A. Huchet, P. Fernandez, M. Allard, Y. Belkacémi, J.-P. Maire, R. Trouette, S. Eimer, T. Tourdias, H. Loiseau
Cancer/Radiothérapie. 2009-12-01; 13(8): 747-757
DOI: 10.1016/j.canrad.2009.07.038

Lire sur PubMed

1. Cancer Radiother. 2009 Dec;13(8):747-57. doi: 10.1016/j.canrad.2009.07.038. Epub
2009 Oct 23.

[Molecular imaging of tumor hypoxia].

[Article in French]

Huchet A(1), Fernandez P, Allard M, Belkacémi Y, Maire JP, Trouette R, Eimer S,
Tourdias T, Loiseau H.

Author information:
(1)Service d’oncologie médicale et de radiothérapie, hôpital Saint-André, CHU de
Bordeaux, 1 rue Jean-Burguet, Bordeaux, France.

By allowing an earlier diagnosis and a more exhaustive assessment of extension of
the disease, the tomography by emission of positrons (TEP) transforms the care of
numerous cancers. At present, (18)F-fluorodesoxyglucose ([(18)F]-FDG) imaging
appears as the only one available but new molecular markers are being developed.
In the next future they would modify the approach of cancers. In this context,
the molecular imaging of the hypoxia and especially the (18)Ffluoromisonidazole
TEP ([(18)F]-MISO TEP) can give supplementary information allowing the mapping of
hypoxic regions within the tumour.
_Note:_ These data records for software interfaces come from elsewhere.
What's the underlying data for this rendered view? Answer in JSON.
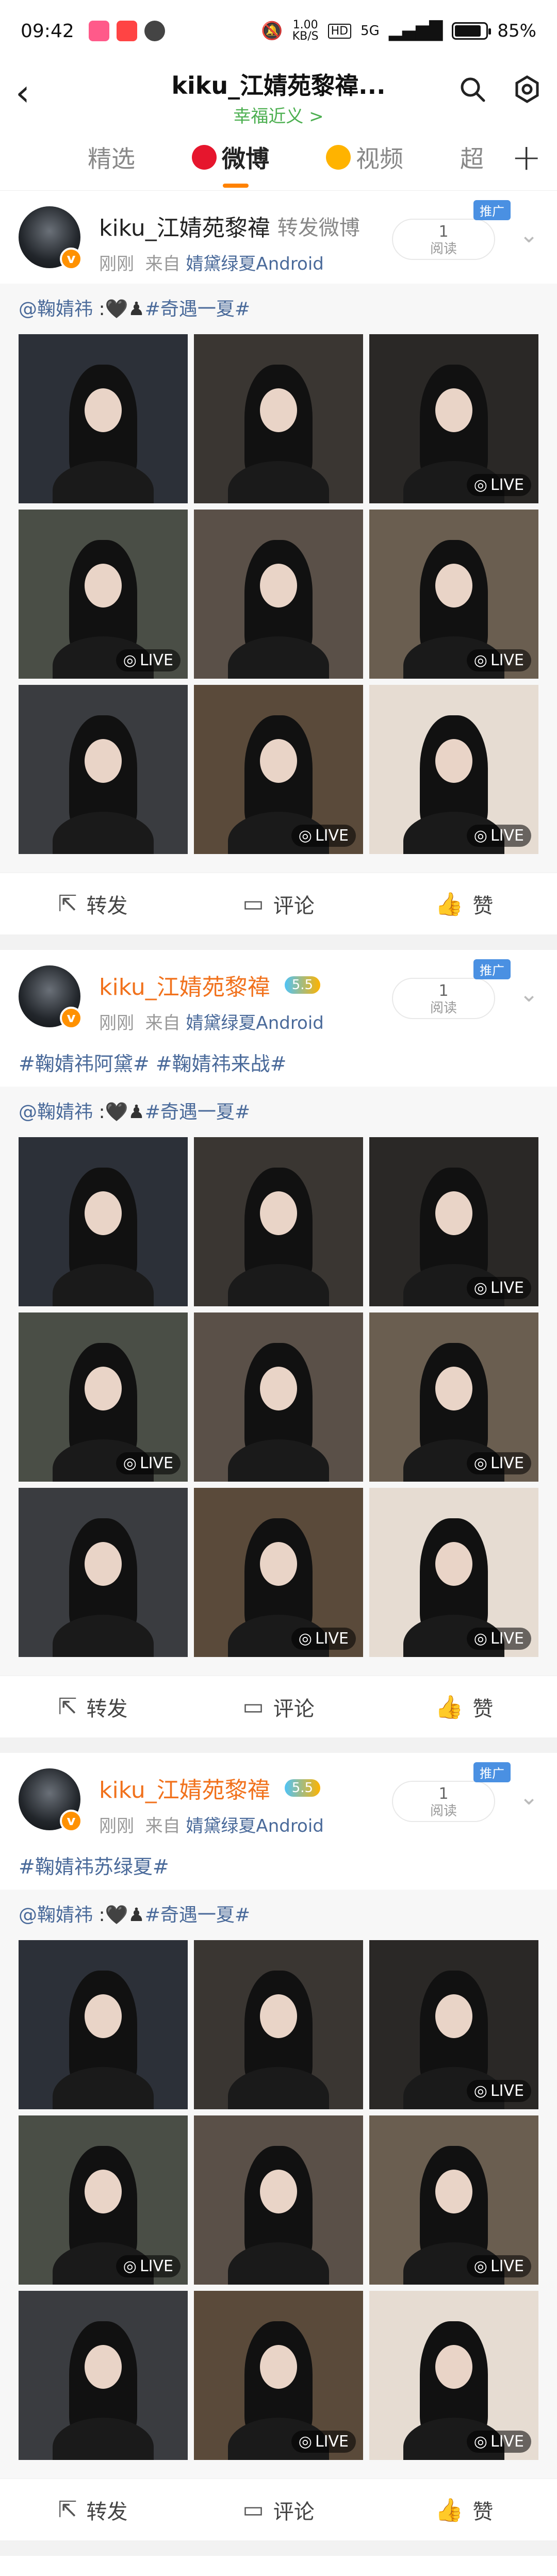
{
  "status_bar": {
    "time": "09:42",
    "net_speed_top": "1.00",
    "net_speed_bottom": "KB/S",
    "hd": "HD",
    "signal": "5G",
    "battery": "85%",
    "battery_level": 0.85
  },
  "header": {
    "title": "kiku_江婧苑黎禕...",
    "subtitle": "幸福近义 >",
    "back_icon": "back-arrow-icon",
    "search_icon": "search-icon",
    "settings_icon": "settings-icon"
  },
  "tabs": [
    {
      "label": "精选",
      "active": false
    },
    {
      "label": "微博",
      "active": true
    },
    {
      "label": "视频",
      "active": false
    },
    {
      "label": "超",
      "active": false
    }
  ],
  "posts": [
    {
      "name": "kiku_江婧苑黎禕",
      "action": "转发微博",
      "level": "",
      "time": "刚刚",
      "from": "来自",
      "source": "婧黛绿夏Android",
      "promo": "推广",
      "read_count": "1",
      "read_label": "阅读",
      "hashtags": "",
      "repost_author": "@鞠婧祎",
      "repost_sep": " :🖤♟",
      "repost_tag": "#奇遇一夏#"
    },
    {
      "name": "kiku_江婧苑黎禕",
      "action": "",
      "level": "5.5",
      "time": "刚刚",
      "from": "来自",
      "source": "婧黛绿夏Android",
      "promo": "推广",
      "read_count": "1",
      "read_label": "阅读",
      "hashtags": "#鞠婧祎阿黛# #鞠婧祎来战#",
      "repost_author": "@鞠婧祎",
      "repost_sep": " :🖤♟",
      "repost_tag": "#奇遇一夏#"
    },
    {
      "name": "kiku_江婧苑黎禕",
      "action": "",
      "level": "5.5",
      "time": "刚刚",
      "from": "来自",
      "source": "婧黛绿夏Android",
      "promo": "推广",
      "read_count": "1",
      "read_label": "阅读",
      "hashtags": "#鞠婧祎苏绿夏#",
      "repost_author": "@鞠婧祎",
      "repost_sep": " :🖤♟",
      "repost_tag": "#奇遇一夏#"
    }
  ],
  "live_label": "LIVE",
  "live_flags": [
    false,
    false,
    true,
    true,
    false,
    true,
    false,
    true,
    true
  ],
  "pic_colors": [
    "#2c3038",
    "#3a3632",
    "#2a2826",
    "#4a4e46",
    "#5a5048",
    "#6a5e50",
    "#3a3c40",
    "#5a4a3a",
    "#e6dcd2"
  ],
  "action_bar": {
    "repost": "转发",
    "comment": "评论",
    "like": "赞"
  },
  "accent": "#ff8200"
}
Because of the links, which exist between
tumour hypoxia and treatment resistance of very numerous cancers, this
information can have an interest, for determination of prognosis as well as for
the delineation, volumes to be irradiated. Head and neck tumours are doubtless
those for which the literature gives the most elements on the therapeutic impact
of tumour hypoxia. Targeted therapies, based on hypoxia, already exist and the
contribution of the molecular imaging could be decisive in the evaluation of the
impact of such treatment. Molecular imaging of brain tumours remains to be
developed. The potential contributions of the [(18)F]-MISO TEP for the care of
these patients need to be confirmed. In this context, we propose a review of
hypoxia molecular imaging taking as examples head and neck tumours and
glioblastomas (GB), two tumours for which hypoxia is one of the key factors to
overcome in order to increase therapeutics results.

DOI: 10.1016/j.canrad.2009.07.038
PMID: 19854090 [Indexed for MEDLINE]

Auteurs Bordeaux Neurocampus